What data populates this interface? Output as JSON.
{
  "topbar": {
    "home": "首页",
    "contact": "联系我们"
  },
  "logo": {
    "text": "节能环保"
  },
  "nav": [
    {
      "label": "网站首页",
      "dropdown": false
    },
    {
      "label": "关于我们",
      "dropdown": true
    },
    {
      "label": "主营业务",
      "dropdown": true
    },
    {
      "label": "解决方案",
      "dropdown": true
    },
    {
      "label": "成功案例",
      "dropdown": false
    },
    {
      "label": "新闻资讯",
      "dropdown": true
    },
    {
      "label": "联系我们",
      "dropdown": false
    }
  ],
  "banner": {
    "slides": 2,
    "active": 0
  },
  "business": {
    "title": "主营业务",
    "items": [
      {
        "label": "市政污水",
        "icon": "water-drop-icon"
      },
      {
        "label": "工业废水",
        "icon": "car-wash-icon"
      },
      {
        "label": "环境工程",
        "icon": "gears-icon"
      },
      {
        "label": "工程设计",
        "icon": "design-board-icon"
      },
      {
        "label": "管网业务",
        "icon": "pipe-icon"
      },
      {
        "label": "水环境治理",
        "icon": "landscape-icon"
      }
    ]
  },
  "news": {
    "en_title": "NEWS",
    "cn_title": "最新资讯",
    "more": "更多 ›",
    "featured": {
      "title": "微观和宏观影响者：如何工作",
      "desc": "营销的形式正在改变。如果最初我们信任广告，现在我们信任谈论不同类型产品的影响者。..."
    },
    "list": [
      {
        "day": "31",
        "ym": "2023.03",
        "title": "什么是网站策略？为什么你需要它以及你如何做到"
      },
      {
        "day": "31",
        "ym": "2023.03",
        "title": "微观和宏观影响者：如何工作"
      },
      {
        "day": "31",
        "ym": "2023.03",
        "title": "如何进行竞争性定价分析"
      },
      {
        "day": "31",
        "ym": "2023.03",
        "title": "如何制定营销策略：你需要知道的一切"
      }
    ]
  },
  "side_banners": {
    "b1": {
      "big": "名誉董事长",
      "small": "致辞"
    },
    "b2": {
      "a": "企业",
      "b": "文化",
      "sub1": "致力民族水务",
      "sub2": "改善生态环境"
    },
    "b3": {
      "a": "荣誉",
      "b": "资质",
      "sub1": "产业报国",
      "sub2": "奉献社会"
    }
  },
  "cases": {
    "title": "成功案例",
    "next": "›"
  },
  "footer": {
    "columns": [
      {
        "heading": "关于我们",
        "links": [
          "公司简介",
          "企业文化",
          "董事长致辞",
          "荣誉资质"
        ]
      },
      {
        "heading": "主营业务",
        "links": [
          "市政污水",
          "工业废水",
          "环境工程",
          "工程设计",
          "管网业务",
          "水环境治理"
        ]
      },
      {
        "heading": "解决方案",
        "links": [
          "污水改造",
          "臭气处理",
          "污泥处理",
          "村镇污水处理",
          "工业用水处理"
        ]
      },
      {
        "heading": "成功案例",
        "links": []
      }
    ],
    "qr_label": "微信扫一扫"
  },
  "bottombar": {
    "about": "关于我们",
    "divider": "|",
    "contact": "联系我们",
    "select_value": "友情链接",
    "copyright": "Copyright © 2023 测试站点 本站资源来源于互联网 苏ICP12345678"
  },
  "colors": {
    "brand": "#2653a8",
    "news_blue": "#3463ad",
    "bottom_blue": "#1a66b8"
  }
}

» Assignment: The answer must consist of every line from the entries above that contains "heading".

» Answer space:
        "heading": "关于我们",
        "heading": "主营业务",
        "heading": "解决方案",
        "heading": "成功案例",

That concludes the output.